Exercise instructions: For the records below, tally the lines that contain "this" and give only that number.

Data supplied:
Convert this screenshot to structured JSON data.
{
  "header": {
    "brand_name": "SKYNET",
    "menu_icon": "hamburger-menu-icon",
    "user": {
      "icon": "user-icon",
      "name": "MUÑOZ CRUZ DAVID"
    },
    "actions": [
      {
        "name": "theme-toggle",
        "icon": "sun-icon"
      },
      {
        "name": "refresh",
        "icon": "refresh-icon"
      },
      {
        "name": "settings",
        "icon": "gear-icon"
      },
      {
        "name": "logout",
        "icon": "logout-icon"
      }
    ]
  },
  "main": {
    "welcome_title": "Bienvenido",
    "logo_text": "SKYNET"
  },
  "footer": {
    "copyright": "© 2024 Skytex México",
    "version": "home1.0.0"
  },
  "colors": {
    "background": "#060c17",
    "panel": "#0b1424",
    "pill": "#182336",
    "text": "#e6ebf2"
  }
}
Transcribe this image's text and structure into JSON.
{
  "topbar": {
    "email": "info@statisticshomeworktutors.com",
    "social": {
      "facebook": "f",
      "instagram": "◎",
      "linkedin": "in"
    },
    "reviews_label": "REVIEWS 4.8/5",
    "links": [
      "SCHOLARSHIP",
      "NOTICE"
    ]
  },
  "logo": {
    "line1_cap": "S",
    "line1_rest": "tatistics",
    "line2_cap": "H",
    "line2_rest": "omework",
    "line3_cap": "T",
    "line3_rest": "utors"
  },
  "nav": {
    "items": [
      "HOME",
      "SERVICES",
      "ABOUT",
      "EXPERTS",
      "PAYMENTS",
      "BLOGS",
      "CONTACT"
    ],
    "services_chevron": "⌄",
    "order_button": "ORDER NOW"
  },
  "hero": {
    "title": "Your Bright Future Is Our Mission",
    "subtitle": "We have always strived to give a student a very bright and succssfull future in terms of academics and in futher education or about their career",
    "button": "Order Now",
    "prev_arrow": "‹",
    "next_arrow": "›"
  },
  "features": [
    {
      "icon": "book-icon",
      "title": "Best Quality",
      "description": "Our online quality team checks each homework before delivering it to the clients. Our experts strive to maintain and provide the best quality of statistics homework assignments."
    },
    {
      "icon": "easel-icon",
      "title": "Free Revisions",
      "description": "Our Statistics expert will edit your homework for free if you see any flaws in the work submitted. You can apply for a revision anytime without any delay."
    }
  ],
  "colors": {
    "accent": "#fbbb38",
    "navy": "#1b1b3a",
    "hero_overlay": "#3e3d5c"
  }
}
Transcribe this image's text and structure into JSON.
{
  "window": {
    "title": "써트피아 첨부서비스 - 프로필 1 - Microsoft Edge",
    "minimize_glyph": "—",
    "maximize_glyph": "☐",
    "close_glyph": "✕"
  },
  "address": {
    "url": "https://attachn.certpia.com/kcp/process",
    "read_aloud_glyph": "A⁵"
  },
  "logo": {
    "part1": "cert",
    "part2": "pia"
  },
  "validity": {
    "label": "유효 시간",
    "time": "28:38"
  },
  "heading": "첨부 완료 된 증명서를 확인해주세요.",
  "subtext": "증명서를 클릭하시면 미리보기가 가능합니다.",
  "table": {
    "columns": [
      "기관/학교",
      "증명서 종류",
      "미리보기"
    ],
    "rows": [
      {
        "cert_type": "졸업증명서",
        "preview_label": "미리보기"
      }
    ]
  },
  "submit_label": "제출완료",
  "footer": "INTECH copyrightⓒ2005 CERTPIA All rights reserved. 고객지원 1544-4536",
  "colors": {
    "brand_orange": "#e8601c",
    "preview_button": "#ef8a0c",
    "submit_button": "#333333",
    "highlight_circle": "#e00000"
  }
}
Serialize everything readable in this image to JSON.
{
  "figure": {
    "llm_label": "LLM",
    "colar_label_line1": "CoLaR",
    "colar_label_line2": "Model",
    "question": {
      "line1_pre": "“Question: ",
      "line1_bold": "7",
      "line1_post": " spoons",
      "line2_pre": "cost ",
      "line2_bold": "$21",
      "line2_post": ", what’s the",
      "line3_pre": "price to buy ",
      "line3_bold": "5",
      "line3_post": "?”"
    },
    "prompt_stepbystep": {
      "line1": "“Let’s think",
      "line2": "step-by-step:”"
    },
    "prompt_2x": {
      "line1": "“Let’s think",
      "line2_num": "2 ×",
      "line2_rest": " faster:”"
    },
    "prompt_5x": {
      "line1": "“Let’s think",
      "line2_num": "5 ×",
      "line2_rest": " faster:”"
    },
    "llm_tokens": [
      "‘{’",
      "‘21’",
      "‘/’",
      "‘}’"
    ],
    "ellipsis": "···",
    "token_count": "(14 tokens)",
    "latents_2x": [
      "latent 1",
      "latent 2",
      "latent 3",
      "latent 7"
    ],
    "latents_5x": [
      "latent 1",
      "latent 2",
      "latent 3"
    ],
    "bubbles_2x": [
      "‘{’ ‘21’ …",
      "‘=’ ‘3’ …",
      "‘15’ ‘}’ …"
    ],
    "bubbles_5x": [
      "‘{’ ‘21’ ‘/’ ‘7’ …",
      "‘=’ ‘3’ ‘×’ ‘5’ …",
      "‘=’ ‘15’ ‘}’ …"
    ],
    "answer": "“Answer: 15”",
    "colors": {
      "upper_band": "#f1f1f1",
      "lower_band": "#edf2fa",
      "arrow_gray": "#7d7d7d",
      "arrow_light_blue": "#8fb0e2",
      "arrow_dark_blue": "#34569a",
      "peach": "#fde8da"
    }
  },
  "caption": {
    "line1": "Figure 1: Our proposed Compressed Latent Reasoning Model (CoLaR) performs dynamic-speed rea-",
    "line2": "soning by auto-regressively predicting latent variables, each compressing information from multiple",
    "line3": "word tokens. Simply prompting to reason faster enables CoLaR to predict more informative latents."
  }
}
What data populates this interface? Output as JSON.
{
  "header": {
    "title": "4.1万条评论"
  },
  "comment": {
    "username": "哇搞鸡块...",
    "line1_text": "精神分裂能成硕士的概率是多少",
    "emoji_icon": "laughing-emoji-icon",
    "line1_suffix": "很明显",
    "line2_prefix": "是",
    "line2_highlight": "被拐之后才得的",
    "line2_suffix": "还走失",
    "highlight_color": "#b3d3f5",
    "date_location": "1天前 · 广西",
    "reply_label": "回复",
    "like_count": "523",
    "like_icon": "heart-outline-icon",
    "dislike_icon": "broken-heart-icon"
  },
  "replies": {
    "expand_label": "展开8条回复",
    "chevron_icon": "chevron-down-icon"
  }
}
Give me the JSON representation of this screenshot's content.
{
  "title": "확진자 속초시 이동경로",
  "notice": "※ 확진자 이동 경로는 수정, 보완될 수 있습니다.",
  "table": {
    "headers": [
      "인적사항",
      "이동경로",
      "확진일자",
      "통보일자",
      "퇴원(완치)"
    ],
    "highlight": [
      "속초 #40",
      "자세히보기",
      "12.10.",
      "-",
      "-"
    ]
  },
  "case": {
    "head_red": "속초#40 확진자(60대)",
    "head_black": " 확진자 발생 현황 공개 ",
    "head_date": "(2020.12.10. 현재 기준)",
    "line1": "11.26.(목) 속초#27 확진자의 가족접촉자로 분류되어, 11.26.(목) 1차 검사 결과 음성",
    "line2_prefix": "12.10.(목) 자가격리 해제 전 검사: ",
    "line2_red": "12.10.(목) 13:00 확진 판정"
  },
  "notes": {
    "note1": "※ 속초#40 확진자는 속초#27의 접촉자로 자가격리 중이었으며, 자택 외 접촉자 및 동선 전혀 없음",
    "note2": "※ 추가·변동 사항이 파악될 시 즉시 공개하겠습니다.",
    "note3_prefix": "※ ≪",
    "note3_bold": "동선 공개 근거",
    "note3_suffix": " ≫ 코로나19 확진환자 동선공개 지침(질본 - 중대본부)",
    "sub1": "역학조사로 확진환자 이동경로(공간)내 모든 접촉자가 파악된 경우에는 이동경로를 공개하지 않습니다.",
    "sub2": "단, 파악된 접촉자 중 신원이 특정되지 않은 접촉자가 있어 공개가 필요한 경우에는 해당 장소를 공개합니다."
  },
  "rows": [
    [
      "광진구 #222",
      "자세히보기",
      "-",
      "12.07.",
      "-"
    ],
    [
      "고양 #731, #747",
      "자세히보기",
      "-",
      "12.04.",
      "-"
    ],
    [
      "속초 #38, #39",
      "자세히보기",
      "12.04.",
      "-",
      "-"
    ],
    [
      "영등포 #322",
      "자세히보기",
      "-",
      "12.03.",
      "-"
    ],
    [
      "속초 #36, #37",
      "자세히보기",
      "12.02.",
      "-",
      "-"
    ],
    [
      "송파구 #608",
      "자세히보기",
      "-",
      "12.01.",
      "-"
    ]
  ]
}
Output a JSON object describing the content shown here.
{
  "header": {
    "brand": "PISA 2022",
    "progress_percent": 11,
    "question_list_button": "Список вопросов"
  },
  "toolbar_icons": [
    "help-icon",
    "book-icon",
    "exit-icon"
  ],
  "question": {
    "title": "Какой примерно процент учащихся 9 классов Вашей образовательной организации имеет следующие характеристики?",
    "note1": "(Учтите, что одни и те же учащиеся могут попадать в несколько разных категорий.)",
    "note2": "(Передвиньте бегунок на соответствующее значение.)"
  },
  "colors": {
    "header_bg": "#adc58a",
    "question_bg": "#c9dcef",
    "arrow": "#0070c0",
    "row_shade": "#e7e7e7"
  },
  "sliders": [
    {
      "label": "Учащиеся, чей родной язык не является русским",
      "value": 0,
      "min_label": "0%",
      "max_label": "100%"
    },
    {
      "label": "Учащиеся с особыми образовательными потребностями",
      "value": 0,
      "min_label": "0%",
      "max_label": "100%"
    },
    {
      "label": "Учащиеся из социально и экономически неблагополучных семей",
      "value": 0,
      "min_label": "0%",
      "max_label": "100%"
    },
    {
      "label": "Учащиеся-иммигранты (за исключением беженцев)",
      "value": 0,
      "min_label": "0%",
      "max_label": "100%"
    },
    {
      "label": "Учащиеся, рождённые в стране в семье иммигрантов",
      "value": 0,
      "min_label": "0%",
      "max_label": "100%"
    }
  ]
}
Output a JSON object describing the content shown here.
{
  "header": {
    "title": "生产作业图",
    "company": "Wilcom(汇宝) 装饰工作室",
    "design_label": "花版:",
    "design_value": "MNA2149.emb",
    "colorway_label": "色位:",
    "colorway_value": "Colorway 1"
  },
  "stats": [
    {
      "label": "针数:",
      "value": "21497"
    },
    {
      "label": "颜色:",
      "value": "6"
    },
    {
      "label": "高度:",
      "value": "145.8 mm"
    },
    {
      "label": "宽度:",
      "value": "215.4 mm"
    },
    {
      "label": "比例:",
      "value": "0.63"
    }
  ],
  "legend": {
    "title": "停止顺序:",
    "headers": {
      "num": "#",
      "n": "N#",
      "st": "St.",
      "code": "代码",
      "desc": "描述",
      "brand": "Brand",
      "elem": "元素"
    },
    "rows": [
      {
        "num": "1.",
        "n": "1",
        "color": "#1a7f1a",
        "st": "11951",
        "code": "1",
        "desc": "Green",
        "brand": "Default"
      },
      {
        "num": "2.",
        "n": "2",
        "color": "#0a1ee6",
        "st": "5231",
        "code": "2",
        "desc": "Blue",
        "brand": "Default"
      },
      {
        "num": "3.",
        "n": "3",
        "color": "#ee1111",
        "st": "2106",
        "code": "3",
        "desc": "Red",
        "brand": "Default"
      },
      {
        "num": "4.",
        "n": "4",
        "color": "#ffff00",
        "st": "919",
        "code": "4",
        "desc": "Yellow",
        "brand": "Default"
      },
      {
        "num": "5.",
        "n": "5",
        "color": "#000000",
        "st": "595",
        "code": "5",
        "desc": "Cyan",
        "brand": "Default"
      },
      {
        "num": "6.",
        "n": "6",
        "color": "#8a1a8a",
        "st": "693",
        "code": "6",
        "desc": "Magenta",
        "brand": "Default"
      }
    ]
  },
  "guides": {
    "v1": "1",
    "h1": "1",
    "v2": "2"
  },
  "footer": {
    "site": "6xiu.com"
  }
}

Task output: 6